The manufacturing step includes multiple processes and consumes a variety of raw materials. When the product is ready, its state will consist of used raw materials token tag from the previous ERC20 tokens and processes tag. The Distribution process will deliver products to retailers, and the end consumer can get it from the retailer.
Figure (3): – State Channel for the delivery process
Figure (4): – State Channel for Retailer
In each process, the off-chain states can include different details and can be verified using a specific verification pattern. These details can be either product’s raw materials, manufacturing process information, or payment information. Therefore, the final state will update the ownership of the product and transfer the equivalent coins to the respected wallets on the Blockchain.
Here, we do not need to attach original letters of credit, bills of lading on the Blockchain. Instead, we should attach hash of that document on the Blockchain, so that users can compare document hash with hash updated on the Blockchain and verify authenticity of the original bills.
In Figure (4), the consumer can verify the product manufacturing details and the delivery process using the finalized state of Figure (3) State Channel. The finalized state from Figure (2) State Channel can be linked-to the verification process of the State Channel in Figure (3). The finalized state of the raw materials purchasing process from Figure (1) State Channel will be attached to the product being made in the State Channel in Figure (2).
This will bring transparency, privacy, and cost reduction in the whole supply chain management.
DApp built using State Channels would be based on a similar set of components, every DApp consists of a user DB component to ensure off-chain states security and a client application responsible for interacting with the Blockchain smart contract and with other participants.
The Smart contract defines the details that are going to be a part of the state structure. The same state structure will be used in the digital signature and verification process. Example: – A State Channel structure for chess game must hold chessboard state, chessboard id, and the Smart-Contract address.
The client application opens a State Channel on the Blockchain, and then the smart contract will initialize the State Channel using given inputs and predefined business logic. This business logic could require an on-chain confirmation from other participants before the State Channel goes into the active state. Once State Channel is activated, the initial state has been updated and available to all participants on the Blockchain. The client applications use this initial state and start off-chain transactions among them. The client applications must keep the latest off-chain state precisely for that they can use separate secure DB components. The non-tempered latest state will prevent all malicious actions of other participants.

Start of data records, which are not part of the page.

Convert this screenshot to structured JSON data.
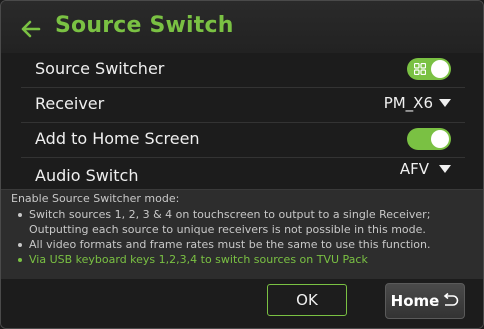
{
  "header": {
    "title": "Source Switch",
    "back_icon": "arrow-left-icon",
    "accent_color": "#7ac143"
  },
  "settings": {
    "source_switcher": {
      "label": "Source Switcher",
      "enabled": true
    },
    "receiver": {
      "label": "Receiver",
      "value": "PM_X6"
    },
    "add_to_home": {
      "label": "Add to Home Screen",
      "enabled": true
    },
    "audio_switch": {
      "label": "Audio Switch",
      "value": "AFV"
    }
  },
  "info": {
    "heading": "Enable Source Switcher mode:",
    "bullets": [
      "Switch sources 1, 2, 3 & 4 on touchscreen to output to a single Receiver;",
      "Outputting each source to unique receivers is not possible in this mode.",
      "All video formats and frame rates must be the same to use this function.",
      "Via USB keyboard keys 1,2,3,4 to switch sources on TVU Pack"
    ]
  },
  "footer": {
    "ok_label": "OK",
    "home_label": "Home",
    "home_icon": "return-icon"
  }
}
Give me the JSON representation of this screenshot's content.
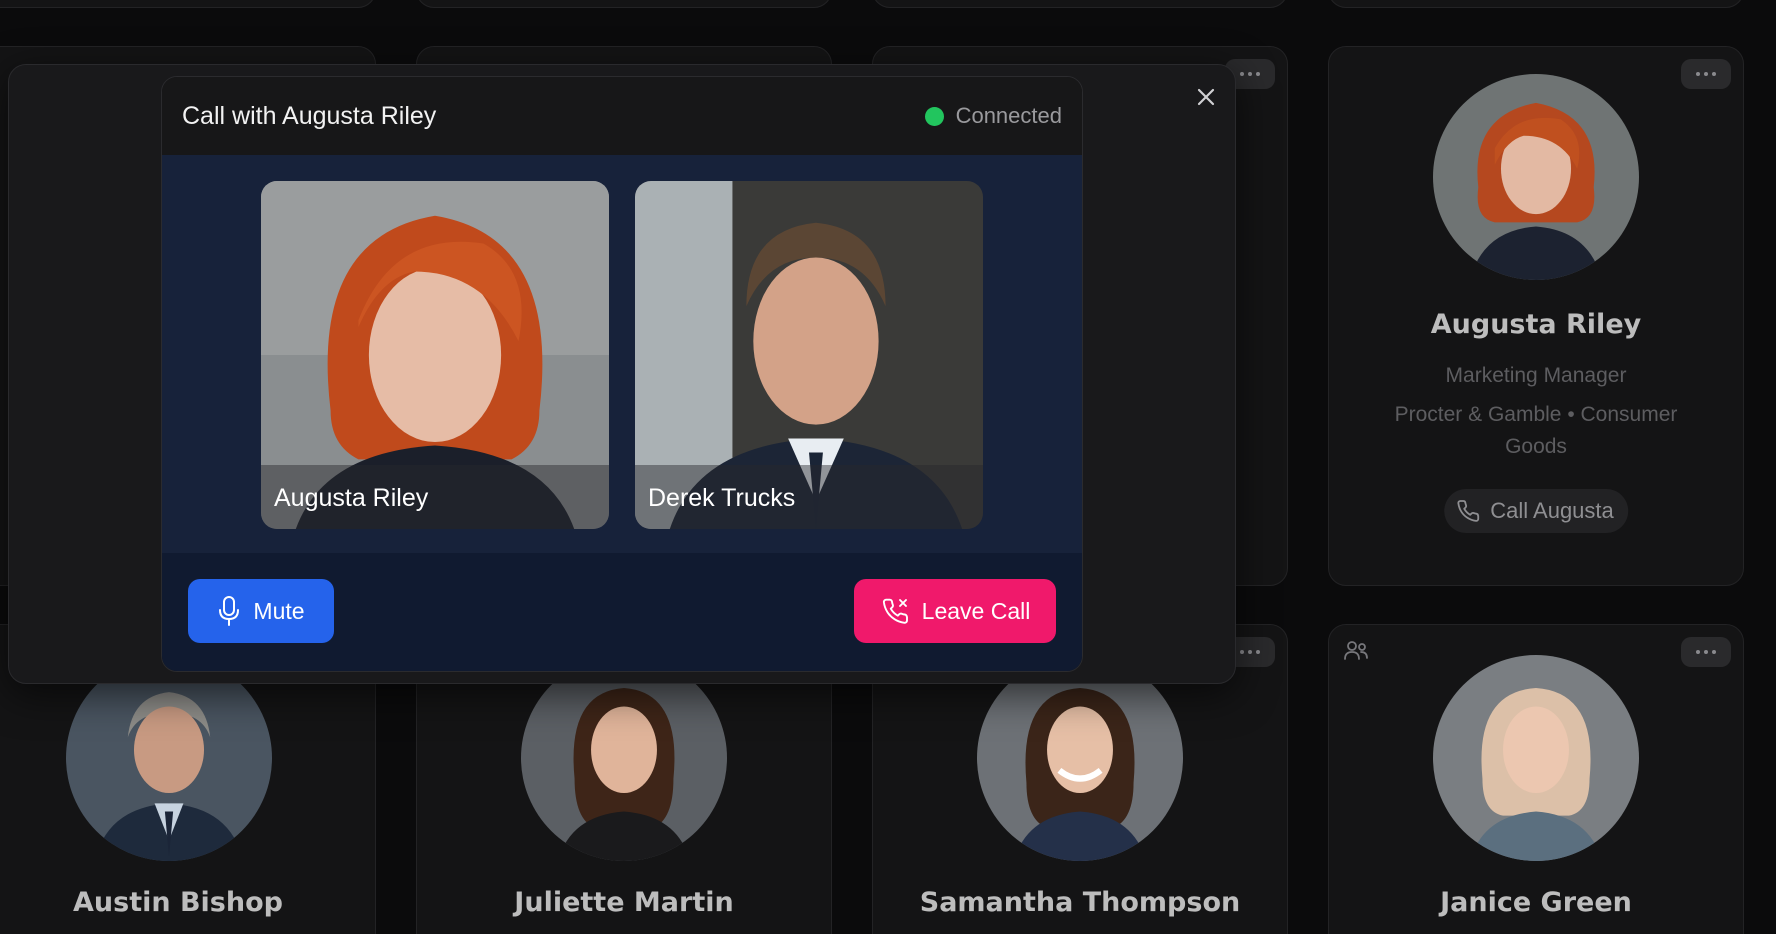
{
  "cards": [
    {
      "name": "Augusta Riley",
      "title": "Marketing Manager",
      "company": "Procter & Gamble • Consumer Goods",
      "call_label": "Call Augusta"
    },
    {
      "name": "Austin Bishop"
    },
    {
      "name": "Juliette Martin"
    },
    {
      "name": "Samantha Thompson"
    },
    {
      "name": "Janice Green"
    }
  ],
  "call": {
    "title": "Call with Augusta Riley",
    "status": "Connected",
    "participants": [
      {
        "name": "Augusta Riley"
      },
      {
        "name": "Derek Trucks"
      }
    ],
    "mute_label": "Mute",
    "leave_label": "Leave Call"
  },
  "colors": {
    "accent": "#2563eb",
    "danger": "#f0196b",
    "status_ok": "#22c55e"
  }
}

Figure (5) shows a simplified architectural overview for a State Channel DApp.
Figure (5): – State Channel Generic Architecture
State Channels trade-off speed, finality, and transaction cost along with unparalleled security. We kept off-chain transaction states in a separate DB component to minimize the security trade-off. We make sure the uniqueness of the state details across the Smart-Contracts on the Blockchain network to prevent replay attacks.
I hope you find this article useful and insightful. To deep dive into some of our work around State Channels, you can check out the GitHub repository. Happy reading!